PROMPT = Copy, in full, each line of the material that holds the word "into".
*** Begin section ***
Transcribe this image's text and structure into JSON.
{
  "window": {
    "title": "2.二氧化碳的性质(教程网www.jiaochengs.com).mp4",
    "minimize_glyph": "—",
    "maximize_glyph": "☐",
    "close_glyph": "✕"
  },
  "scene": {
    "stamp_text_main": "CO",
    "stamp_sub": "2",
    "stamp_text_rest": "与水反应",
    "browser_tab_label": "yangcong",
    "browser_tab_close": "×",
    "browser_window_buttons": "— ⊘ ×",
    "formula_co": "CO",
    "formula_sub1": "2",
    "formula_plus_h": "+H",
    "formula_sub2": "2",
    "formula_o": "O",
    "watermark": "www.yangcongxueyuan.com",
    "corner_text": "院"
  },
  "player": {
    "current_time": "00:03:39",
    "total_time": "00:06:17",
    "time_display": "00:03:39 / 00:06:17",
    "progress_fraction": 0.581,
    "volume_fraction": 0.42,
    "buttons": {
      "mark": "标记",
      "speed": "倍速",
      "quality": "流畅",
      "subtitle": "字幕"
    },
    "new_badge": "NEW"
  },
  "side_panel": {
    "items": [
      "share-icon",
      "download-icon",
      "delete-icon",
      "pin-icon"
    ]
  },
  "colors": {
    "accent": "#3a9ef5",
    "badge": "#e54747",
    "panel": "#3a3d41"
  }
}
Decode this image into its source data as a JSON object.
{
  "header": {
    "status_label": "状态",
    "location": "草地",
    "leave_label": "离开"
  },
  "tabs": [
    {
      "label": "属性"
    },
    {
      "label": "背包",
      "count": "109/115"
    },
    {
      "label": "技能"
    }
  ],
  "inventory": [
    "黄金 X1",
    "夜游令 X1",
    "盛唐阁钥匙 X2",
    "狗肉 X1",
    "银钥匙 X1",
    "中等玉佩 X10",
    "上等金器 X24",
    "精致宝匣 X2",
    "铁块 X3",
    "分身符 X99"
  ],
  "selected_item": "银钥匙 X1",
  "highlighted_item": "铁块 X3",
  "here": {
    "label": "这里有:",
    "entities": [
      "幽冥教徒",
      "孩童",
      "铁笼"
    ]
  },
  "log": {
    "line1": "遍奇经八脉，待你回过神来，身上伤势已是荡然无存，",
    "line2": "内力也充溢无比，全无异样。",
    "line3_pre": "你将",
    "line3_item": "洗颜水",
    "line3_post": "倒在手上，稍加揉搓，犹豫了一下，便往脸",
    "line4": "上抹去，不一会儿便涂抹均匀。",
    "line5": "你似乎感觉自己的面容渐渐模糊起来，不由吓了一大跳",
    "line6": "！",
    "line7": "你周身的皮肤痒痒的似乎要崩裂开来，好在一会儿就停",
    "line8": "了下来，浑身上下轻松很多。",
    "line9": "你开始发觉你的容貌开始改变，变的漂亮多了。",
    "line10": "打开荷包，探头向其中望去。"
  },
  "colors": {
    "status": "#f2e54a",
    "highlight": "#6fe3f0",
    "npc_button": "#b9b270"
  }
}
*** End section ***
TASK OUTPUT =
Transcribe this image's text and structure into JSON.
Decode this image into its source data as a JSON object.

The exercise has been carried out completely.